Henrys reforms won him few friends on the continent.  Rome was obviously turned against him.  But by that time the Pope lacked the authority to rule kings.  The papacy had been on a decline in power.  Because of this, Henry was able to resist Papal excommunication and the interdict that had defeated Harold and John Lackland.  Besides the Pope, Martin Luther was perhaps the most outspoken of Henrys critics.  Previously the two had quarreled, as the kings saw Luthers defiance of papal authority as a foreshadowing of a future defiance of secular authority.[21]  Henry and England were catholic at that time.  But now their quarrel was renewed, for Luther found fault in Henrys new doctrine.  He said of Henry, This King wants to be God.  He founds articles of faith, which even the Pope never did.[22]  Luther became a vocal opponent of Henrys new church, which he saw as nothing more than simply replacing not only the Pope, but also God with an earthly monarch.  A further point of contention was over the sacraments.  Henry saw himself still as a good Christian in the Catholic tradition, and so upheld the sacraments of the Roman Catholic Church.  In fact, he formalized the sacraments in 1539 by enacting the Act of Six Articles, in which he reaffirms transubstantiation, the celibacy of priests, private masses, confession, and Communion.[23]   After he reaffirmed many of the Catholic ideals, he began a persecution of Protestants in England.  He declared all Lutherans to be heretics. At the same time, he increased the power of the crown over the papacy by declaring all Romanists to be traitors.[24] 

Henry VIII had no interest in reforming the church.  His focus was on maintaining power over everyone else.  The change in Englands religion can easily be seen as the end of a long trend.  Since the middle of the Middle Ages, papal authority had decreased.  When Henry declared the Church of England separate from Rome and named himself as the head of his church, he ended the transition.  Now rulers were supreme over the church.[25]  Yes, Henry VIII created the Church of England as a separate entity from the Roman Catholic Church.  But the importance of this act is much more secular than religious, for by doing so Henry raised secular, national authority over the authority of Pope.  No longer was the pope supreme.  Henry, almost single handedly, ended the long period of complete papal authority and power.  Even though such authority had been on the decline for a long period of time, lip service was still paid to the idea by most people.  Henry VIII, King of England, ended that tradition.

[1] C. Warren Hollister, Joe W. Leedom, Marc A. Meyer, and David S. Spear.  Medieval Europe: A Short Source Book (McGraw Hill: New York, 1982; 4th ed., 2002), 313-316.

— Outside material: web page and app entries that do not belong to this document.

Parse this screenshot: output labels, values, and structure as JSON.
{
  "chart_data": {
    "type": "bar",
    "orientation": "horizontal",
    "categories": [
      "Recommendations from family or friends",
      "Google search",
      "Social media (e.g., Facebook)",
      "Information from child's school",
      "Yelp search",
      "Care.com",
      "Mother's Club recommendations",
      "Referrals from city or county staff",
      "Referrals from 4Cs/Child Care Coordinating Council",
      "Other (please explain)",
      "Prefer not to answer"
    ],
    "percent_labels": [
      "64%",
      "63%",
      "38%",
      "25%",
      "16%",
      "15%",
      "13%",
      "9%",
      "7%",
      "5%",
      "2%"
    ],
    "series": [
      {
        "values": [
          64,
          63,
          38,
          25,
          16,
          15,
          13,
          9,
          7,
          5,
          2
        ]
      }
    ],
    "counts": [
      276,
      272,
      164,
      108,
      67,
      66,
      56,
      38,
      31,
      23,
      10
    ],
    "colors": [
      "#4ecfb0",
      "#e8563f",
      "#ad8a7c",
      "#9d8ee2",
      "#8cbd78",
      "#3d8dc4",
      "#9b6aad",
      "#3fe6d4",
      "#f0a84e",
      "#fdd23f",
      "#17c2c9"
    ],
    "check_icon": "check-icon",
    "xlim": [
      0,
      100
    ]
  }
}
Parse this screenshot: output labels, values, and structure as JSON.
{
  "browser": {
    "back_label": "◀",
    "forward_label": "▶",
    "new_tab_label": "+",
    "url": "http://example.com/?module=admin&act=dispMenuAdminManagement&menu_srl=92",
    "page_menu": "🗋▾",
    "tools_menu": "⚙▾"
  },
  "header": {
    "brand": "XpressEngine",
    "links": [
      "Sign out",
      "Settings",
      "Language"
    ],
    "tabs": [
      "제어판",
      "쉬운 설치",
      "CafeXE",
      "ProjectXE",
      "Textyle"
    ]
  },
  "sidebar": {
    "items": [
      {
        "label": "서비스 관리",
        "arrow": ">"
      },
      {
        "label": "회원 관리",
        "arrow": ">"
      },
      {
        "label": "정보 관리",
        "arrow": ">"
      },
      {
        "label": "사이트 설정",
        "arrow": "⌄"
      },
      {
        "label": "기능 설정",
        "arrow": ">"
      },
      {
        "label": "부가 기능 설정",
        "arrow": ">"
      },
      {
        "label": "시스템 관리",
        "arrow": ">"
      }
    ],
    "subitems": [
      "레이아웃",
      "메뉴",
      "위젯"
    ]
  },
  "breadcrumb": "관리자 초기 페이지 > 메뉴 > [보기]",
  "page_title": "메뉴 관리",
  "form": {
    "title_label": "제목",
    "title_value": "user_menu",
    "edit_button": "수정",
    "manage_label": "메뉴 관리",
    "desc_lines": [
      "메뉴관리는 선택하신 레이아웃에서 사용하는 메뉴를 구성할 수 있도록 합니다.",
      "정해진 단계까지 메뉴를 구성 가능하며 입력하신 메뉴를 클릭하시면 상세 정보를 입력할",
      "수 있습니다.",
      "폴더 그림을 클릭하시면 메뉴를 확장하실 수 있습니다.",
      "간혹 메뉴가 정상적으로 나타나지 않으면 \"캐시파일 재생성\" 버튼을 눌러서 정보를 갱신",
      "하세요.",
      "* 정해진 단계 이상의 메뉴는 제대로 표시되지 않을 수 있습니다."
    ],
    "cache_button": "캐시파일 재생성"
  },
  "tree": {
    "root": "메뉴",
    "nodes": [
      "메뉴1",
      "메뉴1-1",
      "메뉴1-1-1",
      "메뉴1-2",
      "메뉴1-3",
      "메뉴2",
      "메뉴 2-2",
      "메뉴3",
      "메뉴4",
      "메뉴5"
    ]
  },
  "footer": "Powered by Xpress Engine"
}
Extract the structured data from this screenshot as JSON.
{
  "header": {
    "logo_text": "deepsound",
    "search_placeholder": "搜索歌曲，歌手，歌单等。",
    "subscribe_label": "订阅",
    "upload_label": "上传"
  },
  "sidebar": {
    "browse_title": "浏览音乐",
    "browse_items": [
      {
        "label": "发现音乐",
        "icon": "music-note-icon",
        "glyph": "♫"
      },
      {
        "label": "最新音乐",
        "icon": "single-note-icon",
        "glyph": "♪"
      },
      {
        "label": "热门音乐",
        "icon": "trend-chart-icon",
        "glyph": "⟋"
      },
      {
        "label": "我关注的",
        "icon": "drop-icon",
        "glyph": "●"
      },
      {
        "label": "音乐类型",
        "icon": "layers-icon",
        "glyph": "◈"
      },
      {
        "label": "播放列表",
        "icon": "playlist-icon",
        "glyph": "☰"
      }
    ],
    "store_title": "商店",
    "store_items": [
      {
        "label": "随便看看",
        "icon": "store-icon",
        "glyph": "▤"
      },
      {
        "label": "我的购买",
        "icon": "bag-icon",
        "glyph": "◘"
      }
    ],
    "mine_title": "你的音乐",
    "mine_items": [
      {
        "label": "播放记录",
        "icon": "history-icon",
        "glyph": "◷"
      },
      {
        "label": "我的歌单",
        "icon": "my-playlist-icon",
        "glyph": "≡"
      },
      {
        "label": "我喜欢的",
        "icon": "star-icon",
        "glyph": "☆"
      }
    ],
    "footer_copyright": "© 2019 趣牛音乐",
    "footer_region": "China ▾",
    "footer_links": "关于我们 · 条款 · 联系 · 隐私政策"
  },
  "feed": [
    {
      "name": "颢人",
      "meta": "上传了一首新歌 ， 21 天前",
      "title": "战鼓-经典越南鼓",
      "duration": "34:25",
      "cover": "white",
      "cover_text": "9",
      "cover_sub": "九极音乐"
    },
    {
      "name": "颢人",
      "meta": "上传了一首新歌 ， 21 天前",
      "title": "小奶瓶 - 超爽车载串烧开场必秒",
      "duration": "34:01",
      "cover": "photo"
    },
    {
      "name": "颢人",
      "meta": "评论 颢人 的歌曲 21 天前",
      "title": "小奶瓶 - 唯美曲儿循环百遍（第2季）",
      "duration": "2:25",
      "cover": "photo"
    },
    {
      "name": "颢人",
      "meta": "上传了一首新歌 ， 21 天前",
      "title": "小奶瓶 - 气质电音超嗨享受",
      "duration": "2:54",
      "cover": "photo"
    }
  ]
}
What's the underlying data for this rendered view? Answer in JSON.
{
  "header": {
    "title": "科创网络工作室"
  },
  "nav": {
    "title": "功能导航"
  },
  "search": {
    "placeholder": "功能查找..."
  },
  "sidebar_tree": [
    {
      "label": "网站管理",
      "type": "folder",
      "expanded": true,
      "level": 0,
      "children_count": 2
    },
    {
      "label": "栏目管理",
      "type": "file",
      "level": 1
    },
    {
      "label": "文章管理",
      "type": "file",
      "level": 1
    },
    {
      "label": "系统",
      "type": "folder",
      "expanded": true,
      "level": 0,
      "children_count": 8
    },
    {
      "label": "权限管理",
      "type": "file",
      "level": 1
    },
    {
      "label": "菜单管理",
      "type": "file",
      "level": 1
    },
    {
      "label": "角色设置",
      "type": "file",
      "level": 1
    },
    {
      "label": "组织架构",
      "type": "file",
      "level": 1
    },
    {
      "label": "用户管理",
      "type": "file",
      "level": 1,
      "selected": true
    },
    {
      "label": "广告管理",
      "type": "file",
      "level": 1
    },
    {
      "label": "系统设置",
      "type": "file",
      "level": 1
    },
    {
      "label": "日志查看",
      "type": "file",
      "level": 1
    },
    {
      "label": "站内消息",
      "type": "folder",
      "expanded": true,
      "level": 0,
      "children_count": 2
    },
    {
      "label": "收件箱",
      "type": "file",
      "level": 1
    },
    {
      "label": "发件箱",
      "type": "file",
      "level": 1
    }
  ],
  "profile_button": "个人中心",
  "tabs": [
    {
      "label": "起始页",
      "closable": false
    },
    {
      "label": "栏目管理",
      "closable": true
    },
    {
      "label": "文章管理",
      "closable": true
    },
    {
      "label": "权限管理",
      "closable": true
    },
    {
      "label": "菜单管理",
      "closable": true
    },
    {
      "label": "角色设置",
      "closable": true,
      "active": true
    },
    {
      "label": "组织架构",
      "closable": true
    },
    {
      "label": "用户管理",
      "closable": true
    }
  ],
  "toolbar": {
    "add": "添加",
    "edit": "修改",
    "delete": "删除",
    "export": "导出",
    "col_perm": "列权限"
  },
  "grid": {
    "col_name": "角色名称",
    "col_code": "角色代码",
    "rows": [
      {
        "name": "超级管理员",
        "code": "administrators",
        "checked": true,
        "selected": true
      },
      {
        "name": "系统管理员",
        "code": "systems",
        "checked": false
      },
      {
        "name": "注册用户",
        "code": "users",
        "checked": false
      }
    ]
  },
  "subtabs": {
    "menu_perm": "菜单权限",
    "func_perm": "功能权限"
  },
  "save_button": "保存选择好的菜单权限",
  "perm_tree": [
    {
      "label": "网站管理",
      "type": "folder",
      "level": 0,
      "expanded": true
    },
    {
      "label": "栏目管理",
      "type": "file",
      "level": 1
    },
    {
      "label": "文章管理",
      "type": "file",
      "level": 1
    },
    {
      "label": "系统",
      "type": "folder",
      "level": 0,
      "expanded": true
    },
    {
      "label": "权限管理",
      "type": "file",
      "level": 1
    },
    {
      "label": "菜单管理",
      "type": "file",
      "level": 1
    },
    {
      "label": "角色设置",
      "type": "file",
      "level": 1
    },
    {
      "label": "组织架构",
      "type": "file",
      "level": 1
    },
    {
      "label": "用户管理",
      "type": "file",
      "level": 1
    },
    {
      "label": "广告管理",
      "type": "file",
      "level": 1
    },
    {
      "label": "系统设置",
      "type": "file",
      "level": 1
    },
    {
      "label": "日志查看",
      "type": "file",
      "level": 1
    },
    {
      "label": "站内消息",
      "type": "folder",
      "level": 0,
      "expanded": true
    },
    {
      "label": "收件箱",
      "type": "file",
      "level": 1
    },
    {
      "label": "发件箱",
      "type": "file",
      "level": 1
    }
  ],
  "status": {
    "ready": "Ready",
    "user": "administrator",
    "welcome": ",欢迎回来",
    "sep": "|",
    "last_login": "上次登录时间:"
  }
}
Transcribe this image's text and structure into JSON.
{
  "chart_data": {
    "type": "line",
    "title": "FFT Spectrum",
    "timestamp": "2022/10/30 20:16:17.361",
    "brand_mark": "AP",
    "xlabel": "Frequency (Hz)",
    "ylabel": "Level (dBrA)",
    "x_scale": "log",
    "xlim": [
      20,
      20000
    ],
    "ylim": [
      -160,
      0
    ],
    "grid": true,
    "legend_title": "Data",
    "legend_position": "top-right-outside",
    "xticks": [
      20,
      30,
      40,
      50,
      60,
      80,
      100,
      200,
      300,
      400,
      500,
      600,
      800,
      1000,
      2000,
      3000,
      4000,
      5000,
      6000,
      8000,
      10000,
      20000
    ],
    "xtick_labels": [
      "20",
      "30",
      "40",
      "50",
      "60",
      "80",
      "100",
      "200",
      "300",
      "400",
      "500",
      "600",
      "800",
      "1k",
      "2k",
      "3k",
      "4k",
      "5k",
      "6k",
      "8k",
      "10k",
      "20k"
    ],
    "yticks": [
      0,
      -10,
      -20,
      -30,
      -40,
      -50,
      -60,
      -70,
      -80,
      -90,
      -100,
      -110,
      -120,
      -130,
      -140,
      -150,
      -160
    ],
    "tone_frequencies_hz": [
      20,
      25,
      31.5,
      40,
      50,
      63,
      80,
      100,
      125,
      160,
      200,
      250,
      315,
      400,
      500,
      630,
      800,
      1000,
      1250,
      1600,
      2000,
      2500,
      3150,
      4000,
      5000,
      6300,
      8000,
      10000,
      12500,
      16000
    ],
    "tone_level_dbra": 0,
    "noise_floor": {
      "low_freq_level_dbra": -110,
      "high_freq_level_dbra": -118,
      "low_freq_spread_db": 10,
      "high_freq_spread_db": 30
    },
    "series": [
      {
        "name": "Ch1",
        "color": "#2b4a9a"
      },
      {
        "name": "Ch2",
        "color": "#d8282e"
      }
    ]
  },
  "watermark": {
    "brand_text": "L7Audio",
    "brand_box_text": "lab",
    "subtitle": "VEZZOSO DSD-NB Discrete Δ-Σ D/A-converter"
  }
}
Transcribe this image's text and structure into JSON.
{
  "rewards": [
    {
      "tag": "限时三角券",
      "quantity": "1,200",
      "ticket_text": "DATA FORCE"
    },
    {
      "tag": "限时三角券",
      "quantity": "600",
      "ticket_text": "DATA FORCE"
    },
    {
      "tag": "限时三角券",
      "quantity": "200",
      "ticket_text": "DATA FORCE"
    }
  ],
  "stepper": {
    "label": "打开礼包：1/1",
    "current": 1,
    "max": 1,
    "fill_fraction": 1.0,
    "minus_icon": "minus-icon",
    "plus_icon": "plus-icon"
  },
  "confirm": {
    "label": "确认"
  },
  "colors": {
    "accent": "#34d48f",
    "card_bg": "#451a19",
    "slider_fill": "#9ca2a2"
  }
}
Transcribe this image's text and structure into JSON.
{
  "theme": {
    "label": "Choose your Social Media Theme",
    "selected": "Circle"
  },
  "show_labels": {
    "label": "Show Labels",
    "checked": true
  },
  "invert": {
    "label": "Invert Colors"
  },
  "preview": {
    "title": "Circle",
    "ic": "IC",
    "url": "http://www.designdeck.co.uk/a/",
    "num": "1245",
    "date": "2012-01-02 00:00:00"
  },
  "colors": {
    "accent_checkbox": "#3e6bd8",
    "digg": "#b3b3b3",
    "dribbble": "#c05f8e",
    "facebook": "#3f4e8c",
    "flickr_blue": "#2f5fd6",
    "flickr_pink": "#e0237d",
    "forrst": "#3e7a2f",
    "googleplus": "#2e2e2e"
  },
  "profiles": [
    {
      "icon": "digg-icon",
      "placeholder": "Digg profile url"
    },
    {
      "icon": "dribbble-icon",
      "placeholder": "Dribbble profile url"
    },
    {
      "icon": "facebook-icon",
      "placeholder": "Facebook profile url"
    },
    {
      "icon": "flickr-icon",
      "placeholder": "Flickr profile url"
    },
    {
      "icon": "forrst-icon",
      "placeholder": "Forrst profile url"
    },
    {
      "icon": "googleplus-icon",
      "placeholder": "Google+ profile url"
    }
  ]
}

[2] C. Warren Hollister and Judith M. Bennett.  Medieval Europe: A Short History (McGraw Hill: New York, 1964; 9th ed., 2002), 208-209.

[3] J. J. Scarisbrick.  Henry VIII (University of California Press: Berkley, 1970), 15.

[4] Jasper Ridley.  Henry VIII: The Politics of Tyranny (Viking: New York, 1984), 127-129.

[5] W. E. Lunt. History of England  (Harper & Roe: New York, 1938), 301.

[6] Edith Simon.  The Reformation (Time-Life: New York, 1966), 80.

[7] Simon, Reformation, 80

[8] Scarisbrick.  Henry VIII, 151.

[9] Simon, Reformation, 81.

[10] Alison Plowden.  Tudor Women: Queens and Commoners.  (Atheneum: New York, 1979), 60.

[11] Simon, Reformation, 81.

[12] Karl H. Dannenfeldt, The Reformation in England and Scotland in The Reformation, ed. Stephen Thompson (Greenhaven: San Diego, 1999), 103.

[13] Simon, Reformation, 81.

[14] Dannenfeldt, Reformation, 104.

[15] Vergilius Ferm.  An Encyclopedia of Religion (Philosophical Library: New York, 1945), 750.

[16] Simon, Reformation, 81.

[17] Simon, Reformation, 82.

[18] Simon, Reformation, 82.

[19] Simon, Reformation, 82

[20] Lunt, History of England, 308.

[21] Ridley, Henry VIII, 126.

[22] Martin Luther as cited in Edith Simon.  The Reformation (Time-Life: New York, 1966), 82.

[23] Dannenfelt, Reformation in England, 105.

[24] Edith Simon, Reformation, 82.

[25] Hans J. Hillerbrand, The Political and Cultural Consequences of the Reformation in The Reformation, ed. Stephen Thompson (Greenhaven: San Diego, 1999), 228.